“Member Of Congress” Viewed As Least Ethical Profession

A new Gallup poll provides yet another demonstration of just how badly the public views Congress these days:

Sixty-four percent of Americans rate the honesty and ethical standards of members of Congress as “low” or “very low,” tying the record “low”/”very low” rating Gallup has measured for any profession historically. Gallup has asked Americans to rate the honesty and ethics of numerous professions since 1976, including annually since 1990. Lobbyists also received a 64% low honesty and ethics rating in 2008.

This year’s update, from a Nov. 28-Dec. 1 Gallup poll, finds Americans rating the honesty and ethical standards of 3 medical professions — nurses, pharmacists, and doctors — the highest of the 21 professions tested. At the other end of the spectrum, Americans give the least positive honesty and ethics ratings to members of Congress, lobbyists, car salespeople, and telemarketers.

Here’s the chart:

What’s perhaps most interesting is the extent in which distrust in Congress has skyrocketed over the past decade:

There was an understandable drop in the wake of the September 11th attacks, to levels unseen since before 1976, apparently, but it looks for all the world like it was when the Iraq War started falling apart that the American public starting distrusting government in general, and Congress specifically. The bad economy has likely only worsened those sentiments, and I’m not sure what could happen to turn it all around any time soon.
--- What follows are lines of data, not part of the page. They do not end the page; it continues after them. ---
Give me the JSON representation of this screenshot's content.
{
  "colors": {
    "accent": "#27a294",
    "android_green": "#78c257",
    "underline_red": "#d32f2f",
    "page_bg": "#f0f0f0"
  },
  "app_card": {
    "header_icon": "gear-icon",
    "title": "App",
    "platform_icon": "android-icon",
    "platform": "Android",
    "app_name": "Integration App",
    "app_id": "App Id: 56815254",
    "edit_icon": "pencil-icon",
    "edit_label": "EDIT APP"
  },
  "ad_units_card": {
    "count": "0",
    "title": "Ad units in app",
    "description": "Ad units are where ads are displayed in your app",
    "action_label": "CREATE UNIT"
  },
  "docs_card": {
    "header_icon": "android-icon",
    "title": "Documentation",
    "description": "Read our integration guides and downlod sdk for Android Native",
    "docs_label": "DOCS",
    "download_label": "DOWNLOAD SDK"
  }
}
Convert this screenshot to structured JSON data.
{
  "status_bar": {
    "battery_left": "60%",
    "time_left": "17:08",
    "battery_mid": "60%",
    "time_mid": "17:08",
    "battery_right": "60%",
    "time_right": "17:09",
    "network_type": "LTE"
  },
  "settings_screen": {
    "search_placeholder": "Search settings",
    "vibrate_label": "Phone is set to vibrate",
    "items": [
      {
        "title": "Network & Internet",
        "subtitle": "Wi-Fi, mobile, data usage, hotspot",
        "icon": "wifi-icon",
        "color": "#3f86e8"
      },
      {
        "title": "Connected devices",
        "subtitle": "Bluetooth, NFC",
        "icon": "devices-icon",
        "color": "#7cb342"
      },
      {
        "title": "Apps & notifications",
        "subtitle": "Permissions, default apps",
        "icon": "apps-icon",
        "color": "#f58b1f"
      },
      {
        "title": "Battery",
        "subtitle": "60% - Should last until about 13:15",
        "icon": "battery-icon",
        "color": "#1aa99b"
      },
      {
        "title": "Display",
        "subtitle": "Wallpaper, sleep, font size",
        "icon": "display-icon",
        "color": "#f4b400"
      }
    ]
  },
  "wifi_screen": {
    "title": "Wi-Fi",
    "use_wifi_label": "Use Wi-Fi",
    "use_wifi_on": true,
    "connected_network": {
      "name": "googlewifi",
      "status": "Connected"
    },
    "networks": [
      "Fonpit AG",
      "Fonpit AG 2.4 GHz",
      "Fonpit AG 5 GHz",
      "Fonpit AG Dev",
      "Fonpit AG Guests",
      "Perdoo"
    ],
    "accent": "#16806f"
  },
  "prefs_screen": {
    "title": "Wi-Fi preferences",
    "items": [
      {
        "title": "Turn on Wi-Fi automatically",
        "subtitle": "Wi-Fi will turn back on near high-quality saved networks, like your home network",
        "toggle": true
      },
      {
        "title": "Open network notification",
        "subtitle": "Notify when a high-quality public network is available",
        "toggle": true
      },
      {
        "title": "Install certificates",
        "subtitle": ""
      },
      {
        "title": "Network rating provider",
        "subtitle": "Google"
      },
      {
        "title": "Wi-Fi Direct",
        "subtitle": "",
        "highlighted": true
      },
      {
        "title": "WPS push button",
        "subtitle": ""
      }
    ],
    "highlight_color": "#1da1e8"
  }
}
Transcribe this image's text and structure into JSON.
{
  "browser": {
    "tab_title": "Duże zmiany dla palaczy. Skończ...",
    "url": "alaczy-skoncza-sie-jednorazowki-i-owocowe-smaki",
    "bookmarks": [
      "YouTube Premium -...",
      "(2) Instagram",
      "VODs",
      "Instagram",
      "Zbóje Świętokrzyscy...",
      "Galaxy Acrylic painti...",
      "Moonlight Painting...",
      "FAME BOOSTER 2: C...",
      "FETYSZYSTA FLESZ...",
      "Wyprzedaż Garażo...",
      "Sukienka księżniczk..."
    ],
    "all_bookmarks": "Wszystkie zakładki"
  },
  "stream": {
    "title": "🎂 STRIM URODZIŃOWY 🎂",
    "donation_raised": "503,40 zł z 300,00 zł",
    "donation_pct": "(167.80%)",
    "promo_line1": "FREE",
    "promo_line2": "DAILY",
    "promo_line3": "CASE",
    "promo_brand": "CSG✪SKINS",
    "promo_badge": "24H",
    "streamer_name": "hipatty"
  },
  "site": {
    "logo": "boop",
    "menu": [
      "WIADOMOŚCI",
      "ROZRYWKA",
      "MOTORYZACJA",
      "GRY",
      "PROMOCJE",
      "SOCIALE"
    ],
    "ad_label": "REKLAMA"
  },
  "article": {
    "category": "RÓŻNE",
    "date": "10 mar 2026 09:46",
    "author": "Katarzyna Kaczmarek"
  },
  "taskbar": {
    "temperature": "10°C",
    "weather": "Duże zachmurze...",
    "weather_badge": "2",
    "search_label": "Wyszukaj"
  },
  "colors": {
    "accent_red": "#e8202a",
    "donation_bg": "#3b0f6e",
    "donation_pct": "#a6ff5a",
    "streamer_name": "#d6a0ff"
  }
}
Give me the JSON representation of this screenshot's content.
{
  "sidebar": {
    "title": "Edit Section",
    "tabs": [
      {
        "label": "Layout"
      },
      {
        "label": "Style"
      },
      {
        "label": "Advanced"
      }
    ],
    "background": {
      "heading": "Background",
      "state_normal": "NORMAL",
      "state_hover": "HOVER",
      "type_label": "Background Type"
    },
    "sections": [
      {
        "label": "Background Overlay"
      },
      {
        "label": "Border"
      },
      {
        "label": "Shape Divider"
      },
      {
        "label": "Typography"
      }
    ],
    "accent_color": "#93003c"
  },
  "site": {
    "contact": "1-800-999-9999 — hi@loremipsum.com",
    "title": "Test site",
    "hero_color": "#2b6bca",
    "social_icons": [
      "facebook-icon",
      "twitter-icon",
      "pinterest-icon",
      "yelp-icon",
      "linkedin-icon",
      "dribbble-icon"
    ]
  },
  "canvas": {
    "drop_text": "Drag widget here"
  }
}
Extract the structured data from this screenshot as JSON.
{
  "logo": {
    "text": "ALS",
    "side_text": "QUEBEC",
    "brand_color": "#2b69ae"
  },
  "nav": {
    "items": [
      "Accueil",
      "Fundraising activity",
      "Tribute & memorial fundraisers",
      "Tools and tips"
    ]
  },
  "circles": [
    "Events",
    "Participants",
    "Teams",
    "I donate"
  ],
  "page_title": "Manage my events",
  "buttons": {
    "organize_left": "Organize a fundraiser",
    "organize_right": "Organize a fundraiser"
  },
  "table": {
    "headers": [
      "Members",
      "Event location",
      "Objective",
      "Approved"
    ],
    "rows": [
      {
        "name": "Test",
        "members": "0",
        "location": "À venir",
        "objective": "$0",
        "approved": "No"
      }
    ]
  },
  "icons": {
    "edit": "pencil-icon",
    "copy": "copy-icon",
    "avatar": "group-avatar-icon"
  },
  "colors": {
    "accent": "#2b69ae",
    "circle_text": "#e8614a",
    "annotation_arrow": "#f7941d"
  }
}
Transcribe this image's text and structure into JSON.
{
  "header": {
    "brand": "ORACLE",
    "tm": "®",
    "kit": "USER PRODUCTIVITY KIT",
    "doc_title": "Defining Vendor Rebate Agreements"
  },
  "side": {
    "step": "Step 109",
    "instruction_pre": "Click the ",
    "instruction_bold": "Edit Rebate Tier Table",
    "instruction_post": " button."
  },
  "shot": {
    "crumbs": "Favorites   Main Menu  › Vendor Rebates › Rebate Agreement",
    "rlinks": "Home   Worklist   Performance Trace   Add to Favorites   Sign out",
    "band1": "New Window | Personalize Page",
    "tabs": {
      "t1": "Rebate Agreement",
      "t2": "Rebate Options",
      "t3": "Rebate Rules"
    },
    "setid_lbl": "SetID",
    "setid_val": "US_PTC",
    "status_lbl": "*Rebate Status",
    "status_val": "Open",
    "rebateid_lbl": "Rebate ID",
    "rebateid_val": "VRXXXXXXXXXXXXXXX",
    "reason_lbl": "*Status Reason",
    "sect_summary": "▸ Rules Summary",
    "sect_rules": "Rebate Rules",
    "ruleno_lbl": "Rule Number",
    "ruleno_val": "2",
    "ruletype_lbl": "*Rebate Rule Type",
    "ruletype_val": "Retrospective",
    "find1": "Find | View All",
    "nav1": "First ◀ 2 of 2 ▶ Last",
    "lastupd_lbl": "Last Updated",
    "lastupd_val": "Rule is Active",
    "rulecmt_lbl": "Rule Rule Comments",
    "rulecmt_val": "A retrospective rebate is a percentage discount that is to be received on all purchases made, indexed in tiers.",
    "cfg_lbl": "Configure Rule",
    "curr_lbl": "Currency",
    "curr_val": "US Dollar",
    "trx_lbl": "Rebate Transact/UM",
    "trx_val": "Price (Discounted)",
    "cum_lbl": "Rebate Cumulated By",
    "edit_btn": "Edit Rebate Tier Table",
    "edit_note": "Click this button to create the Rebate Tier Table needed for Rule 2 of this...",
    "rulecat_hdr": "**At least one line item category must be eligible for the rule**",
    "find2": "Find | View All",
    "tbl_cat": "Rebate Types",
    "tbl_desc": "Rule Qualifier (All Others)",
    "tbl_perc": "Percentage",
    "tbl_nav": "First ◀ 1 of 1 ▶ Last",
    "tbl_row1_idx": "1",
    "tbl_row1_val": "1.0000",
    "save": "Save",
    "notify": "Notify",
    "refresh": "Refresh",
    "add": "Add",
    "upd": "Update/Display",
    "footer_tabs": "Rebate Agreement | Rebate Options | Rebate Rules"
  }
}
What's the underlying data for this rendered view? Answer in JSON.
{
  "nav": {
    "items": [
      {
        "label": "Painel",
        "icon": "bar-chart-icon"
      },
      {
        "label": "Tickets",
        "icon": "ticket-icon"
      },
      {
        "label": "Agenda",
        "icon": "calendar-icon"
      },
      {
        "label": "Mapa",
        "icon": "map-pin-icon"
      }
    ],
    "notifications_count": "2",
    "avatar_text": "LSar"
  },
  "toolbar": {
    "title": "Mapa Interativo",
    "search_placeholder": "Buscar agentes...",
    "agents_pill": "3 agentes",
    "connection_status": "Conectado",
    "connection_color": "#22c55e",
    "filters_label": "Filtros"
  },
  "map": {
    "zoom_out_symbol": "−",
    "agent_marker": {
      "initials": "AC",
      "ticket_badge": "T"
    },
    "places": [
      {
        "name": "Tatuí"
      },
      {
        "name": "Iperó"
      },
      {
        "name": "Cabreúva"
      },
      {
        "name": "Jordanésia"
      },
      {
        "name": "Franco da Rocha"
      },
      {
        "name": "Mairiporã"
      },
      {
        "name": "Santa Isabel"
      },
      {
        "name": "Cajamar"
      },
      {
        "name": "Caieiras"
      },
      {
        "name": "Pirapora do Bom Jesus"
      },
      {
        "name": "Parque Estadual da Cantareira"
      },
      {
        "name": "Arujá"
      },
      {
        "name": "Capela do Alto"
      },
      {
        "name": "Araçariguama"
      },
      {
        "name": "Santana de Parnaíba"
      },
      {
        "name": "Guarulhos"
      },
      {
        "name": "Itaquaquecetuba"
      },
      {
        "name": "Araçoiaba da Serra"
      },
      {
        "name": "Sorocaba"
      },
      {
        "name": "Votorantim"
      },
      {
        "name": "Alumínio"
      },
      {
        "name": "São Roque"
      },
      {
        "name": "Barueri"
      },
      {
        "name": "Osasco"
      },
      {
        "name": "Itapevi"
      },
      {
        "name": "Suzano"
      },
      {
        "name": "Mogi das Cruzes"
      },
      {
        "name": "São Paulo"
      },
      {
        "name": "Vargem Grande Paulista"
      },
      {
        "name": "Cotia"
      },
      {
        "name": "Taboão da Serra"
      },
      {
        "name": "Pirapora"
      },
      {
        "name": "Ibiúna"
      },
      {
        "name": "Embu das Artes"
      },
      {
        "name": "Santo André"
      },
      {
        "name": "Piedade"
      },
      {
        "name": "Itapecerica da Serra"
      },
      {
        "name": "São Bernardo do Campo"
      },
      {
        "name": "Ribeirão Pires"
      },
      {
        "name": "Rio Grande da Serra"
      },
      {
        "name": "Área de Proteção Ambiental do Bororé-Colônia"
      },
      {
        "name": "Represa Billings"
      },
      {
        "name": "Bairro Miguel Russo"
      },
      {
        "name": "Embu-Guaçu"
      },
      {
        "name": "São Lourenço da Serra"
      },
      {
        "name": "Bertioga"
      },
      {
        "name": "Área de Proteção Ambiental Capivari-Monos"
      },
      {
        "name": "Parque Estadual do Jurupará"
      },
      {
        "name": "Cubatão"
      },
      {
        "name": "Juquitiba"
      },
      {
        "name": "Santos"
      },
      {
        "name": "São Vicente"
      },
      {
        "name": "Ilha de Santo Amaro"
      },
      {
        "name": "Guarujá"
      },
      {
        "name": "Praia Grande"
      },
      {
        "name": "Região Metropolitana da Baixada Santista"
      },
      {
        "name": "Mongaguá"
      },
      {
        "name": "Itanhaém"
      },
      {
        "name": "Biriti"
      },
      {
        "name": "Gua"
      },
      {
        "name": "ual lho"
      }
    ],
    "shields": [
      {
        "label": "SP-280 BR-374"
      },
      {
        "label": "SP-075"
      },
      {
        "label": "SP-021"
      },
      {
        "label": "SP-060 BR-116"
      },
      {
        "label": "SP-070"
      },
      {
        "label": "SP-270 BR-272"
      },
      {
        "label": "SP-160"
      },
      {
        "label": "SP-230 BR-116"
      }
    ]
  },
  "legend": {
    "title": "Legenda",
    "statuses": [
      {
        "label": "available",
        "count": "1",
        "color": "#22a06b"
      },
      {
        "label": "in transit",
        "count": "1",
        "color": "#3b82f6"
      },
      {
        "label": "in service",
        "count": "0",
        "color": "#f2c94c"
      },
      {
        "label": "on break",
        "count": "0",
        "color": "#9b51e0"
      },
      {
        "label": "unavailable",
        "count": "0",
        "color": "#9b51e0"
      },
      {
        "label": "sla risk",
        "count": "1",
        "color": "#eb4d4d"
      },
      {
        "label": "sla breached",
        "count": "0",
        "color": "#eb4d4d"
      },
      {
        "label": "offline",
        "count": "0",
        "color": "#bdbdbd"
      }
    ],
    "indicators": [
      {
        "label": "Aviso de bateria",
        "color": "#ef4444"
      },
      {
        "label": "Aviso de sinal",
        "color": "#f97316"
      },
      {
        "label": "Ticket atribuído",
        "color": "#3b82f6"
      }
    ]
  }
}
FILED UNDER: Congress, Quick Takes, US Politics
Doug Mataconis
About Doug Mataconis
Doug holds a B.A. in Political Science from Rutgers University and J.D. from George Mason University School of Law. He joined the staff of OTB in May 2010 and contributed a staggering 16,483 posts before his retirement in January 2020.

Comments

  1. JKB says:

    I’ve always found it mildly ironic that the honorific “The Honorable” is applied to those we consider the least honorable. It’s like a wish when we use it. A futile challenge for them to rise to their title.

    And, we have this post from Newmark’s Door:

    From “Tips My Dad Says”

    “My father (a lawyer) once told me: ‘Company culture is driven from the top–if it’s the people who make the product, you’re good; sell the product, you’re OK. If the accountants take over, look for another job, and if the lawyers take over, run as fast as you can!”

    Not to engage in nasty, gratuitous, superficial stereotyping, but what is the former occupation of most of the members of the U.S. Congress?

  2. Tano says:

    I’ve always found it mildly ironic that the honorific “The Honorable” is applied to those we consider the least honorable.

    The whole point of establishing a convention to use honorifics toward a category of people is to coerce (through social conformity) acceptance of a notion (e.g. that they are honorable) that one would not likely propose otherwise.

  3. de stijl says:

    It’s the nature of the beast. The job requires you to spin, tell half-truths, flat-out lie, beg for money, curry favor, toe the party line / trade favors with the opposing party (hey, it used to happen!), and generally sell your soul to “succeed”. It’s never going to rated as “highly ethical”.

    The more interesting question is why the rapid escalation since 2001. The Iraq War cannot be the only reason.

  4. Where’s the engineers? We used to be pretty high up on the list of ethical professions.

  5. Eric says:

    I’m surprised police officers are ranked so high as well.

  6. Neil Hudelson says:

    I’m surprised clergy rank that high. The scandals in the Roman Catholic church are still on-going.